--- START ---

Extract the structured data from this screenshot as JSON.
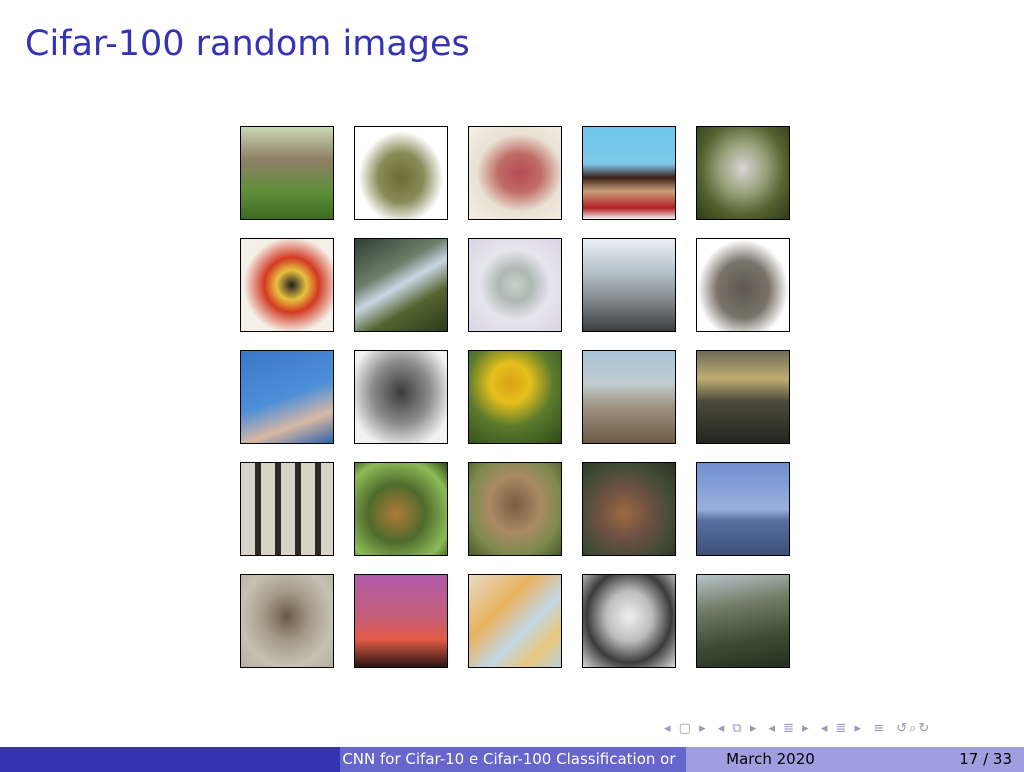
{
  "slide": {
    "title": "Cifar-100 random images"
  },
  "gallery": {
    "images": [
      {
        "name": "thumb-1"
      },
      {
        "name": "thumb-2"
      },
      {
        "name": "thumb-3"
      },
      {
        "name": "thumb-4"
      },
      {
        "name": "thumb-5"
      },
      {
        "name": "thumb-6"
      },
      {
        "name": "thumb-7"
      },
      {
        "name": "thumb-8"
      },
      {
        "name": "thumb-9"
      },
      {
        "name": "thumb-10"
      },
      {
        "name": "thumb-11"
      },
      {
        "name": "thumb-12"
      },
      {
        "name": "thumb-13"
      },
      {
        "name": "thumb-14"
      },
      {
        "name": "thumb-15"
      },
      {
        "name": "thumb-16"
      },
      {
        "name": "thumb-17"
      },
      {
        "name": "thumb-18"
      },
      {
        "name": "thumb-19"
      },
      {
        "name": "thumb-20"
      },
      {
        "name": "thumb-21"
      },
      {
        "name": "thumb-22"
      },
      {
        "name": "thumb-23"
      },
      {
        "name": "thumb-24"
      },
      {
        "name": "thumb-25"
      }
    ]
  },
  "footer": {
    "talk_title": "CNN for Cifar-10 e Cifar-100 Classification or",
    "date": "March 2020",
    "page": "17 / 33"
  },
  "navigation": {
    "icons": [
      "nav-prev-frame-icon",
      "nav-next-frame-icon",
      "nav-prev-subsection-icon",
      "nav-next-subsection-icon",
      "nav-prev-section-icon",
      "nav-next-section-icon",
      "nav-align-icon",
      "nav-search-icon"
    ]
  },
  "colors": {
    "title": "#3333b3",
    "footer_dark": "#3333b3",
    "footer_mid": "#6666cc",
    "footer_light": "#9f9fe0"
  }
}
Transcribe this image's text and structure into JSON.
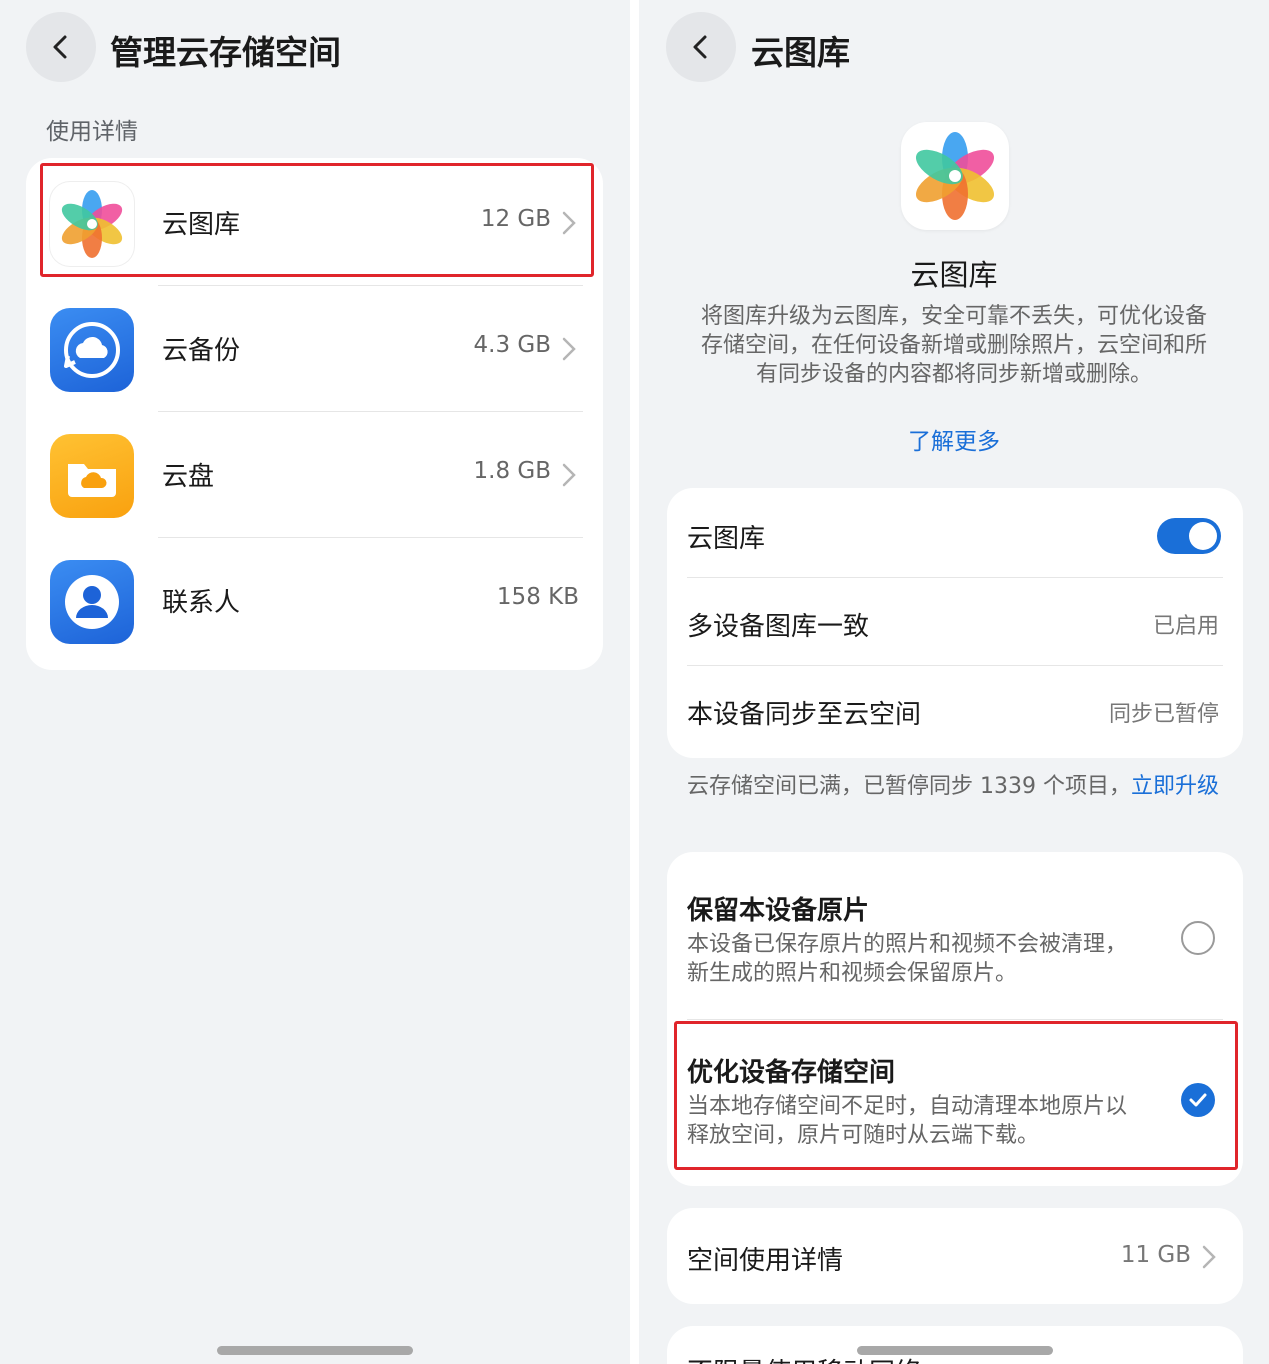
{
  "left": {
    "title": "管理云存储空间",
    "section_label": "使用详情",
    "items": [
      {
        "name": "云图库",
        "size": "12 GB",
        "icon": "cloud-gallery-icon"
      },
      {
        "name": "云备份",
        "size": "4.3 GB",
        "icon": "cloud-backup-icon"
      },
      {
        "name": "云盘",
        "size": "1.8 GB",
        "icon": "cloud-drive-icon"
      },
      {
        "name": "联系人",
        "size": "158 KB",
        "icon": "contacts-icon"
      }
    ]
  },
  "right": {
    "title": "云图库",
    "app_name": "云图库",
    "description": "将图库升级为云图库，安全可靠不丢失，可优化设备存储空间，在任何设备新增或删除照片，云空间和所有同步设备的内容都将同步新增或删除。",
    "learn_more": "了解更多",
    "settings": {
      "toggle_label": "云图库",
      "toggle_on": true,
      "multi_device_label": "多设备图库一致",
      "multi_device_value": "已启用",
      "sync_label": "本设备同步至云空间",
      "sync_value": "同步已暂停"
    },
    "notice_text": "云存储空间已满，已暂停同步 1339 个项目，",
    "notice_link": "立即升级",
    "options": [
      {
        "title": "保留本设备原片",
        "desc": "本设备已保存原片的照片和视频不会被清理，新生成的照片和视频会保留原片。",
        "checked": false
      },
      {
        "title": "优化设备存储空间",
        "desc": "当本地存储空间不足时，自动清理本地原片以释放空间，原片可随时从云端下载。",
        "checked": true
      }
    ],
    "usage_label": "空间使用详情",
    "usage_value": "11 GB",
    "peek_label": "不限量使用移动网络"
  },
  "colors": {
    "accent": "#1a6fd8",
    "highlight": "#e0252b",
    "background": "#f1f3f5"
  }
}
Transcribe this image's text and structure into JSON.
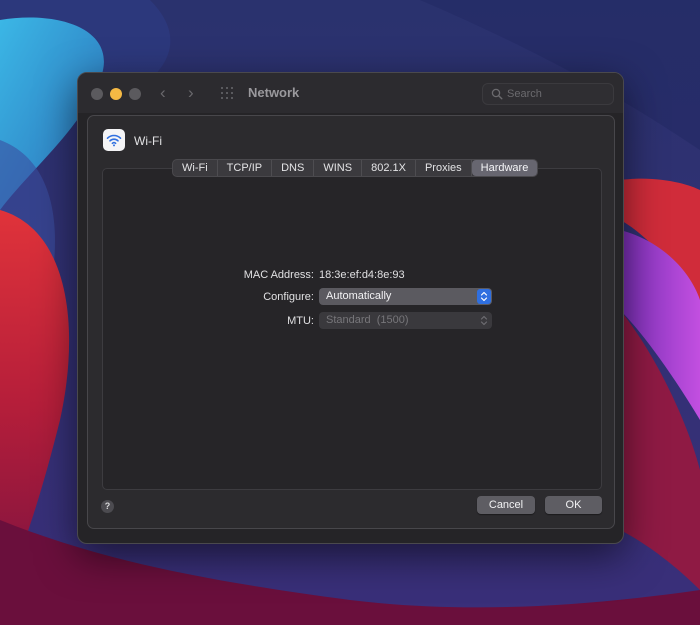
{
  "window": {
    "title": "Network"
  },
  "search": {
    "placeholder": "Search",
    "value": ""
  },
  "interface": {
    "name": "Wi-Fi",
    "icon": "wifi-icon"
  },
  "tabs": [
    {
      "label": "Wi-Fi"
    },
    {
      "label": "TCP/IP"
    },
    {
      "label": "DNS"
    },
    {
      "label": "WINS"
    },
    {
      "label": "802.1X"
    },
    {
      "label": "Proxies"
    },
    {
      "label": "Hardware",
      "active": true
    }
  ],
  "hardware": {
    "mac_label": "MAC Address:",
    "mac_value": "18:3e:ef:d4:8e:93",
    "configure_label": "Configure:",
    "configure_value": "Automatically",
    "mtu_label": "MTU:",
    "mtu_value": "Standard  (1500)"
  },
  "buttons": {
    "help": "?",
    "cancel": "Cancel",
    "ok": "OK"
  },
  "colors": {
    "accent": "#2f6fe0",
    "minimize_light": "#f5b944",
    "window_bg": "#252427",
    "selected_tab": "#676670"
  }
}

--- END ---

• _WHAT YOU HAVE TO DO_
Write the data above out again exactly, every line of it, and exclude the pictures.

• _RESPONSE AREA_
Extract the structured data from this screenshot as JSON.
{
  "slide": {
    "title": "Cifar-100 random images"
  },
  "gallery": {
    "images": [
      {
        "name": "thumb-1"
      },
      {
        "name": "thumb-2"
      },
      {
        "name": "thumb-3"
      },
      {
        "name": "thumb-4"
      },
      {
        "name": "thumb-5"
      },
      {
        "name": "thumb-6"
      },
      {
        "name": "thumb-7"
      },
      {
        "name": "thumb-8"
      },
      {
        "name": "thumb-9"
      },
      {
        "name": "thumb-10"
      },
      {
        "name": "thumb-11"
      },
      {
        "name": "thumb-12"
      },
      {
        "name": "thumb-13"
      },
      {
        "name": "thumb-14"
      },
      {
        "name": "thumb-15"
      },
      {
        "name": "thumb-16"
      },
      {
        "name": "thumb-17"
      },
      {
        "name": "thumb-18"
      },
      {
        "name": "thumb-19"
      },
      {
        "name": "thumb-20"
      },
      {
        "name": "thumb-21"
      },
      {
        "name": "thumb-22"
      },
      {
        "name": "thumb-23"
      },
      {
        "name": "thumb-24"
      },
      {
        "name": "thumb-25"
      }
    ]
  },
  "footer": {
    "talk_title": "CNN for Cifar-10 e Cifar-100 Classification or",
    "date": "March 2020",
    "page": "17 / 33"
  },
  "navigation": {
    "icons": [
      "nav-prev-frame-icon",
      "nav-next-frame-icon",
      "nav-prev-subsection-icon",
      "nav-next-subsection-icon",
      "nav-prev-section-icon",
      "nav-next-section-icon",
      "nav-align-icon",
      "nav-search-icon"
    ]
  },
  "colors": {
    "title": "#3333b3",
    "footer_dark": "#3333b3",
    "footer_mid": "#6666cc",
    "footer_light": "#9f9fe0"
  }
}
Transcribe this image's text and structure into JSON.
{
  "left": {
    "title": "管理云存储空间",
    "section_label": "使用详情",
    "items": [
      {
        "name": "云图库",
        "size": "12 GB",
        "icon": "cloud-gallery-icon"
      },
      {
        "name": "云备份",
        "size": "4.3 GB",
        "icon": "cloud-backup-icon"
      },
      {
        "name": "云盘",
        "size": "1.8 GB",
        "icon": "cloud-drive-icon"
      },
      {
        "name": "联系人",
        "size": "158 KB",
        "icon": "contacts-icon"
      }
    ]
  },
  "right": {
    "title": "云图库",
    "app_name": "云图库",
    "description": "将图库升级为云图库，安全可靠不丢失，可优化设备存储空间，在任何设备新增或删除照片，云空间和所有同步设备的内容都将同步新增或删除。",
    "learn_more": "了解更多",
    "settings": {
      "toggle_label": "云图库",
      "toggle_on": true,
      "multi_device_label": "多设备图库一致",
      "multi_device_value": "已启用",
      "sync_label": "本设备同步至云空间",
      "sync_value": "同步已暂停"
    },
    "notice_text": "云存储空间已满，已暂停同步 1339 个项目，",
    "notice_link": "立即升级",
    "options": [
      {
        "title": "保留本设备原片",
        "desc": "本设备已保存原片的照片和视频不会被清理，新生成的照片和视频会保留原片。",
        "checked": false
      },
      {
        "title": "优化设备存储空间",
        "desc": "当本地存储空间不足时，自动清理本地原片以释放空间，原片可随时从云端下载。",
        "checked": true
      }
    ],
    "usage_label": "空间使用详情",
    "usage_value": "11 GB",
    "peek_label": "不限量使用移动网络"
  },
  "colors": {
    "accent": "#1a6fd8",
    "highlight": "#e0252b",
    "background": "#f1f3f5"
  }
}
Transcribe this image's text and structure into JSON.
{
  "window": {
    "title": "Network"
  },
  "search": {
    "placeholder": "Search",
    "value": ""
  },
  "interface": {
    "name": "Wi-Fi",
    "icon": "wifi-icon"
  },
  "tabs": [
    {
      "label": "Wi-Fi"
    },
    {
      "label": "TCP/IP"
    },
    {
      "label": "DNS"
    },
    {
      "label": "WINS"
    },
    {
      "label": "802.1X"
    },
    {
      "label": "Proxies"
    },
    {
      "label": "Hardware",
      "active": true
    }
  ],
  "hardware": {
    "mac_label": "MAC Address:",
    "mac_value": "18:3e:ef:d4:8e:93",
    "configure_label": "Configure:",
    "configure_value": "Automatically",
    "mtu_label": "MTU:",
    "mtu_value": "Standard  (1500)"
  },
  "buttons": {
    "help": "?",
    "cancel": "Cancel",
    "ok": "OK"
  },
  "colors": {
    "accent": "#2f6fe0",
    "minimize_light": "#f5b944",
    "window_bg": "#252427",
    "selected_tab": "#676670"
  }
}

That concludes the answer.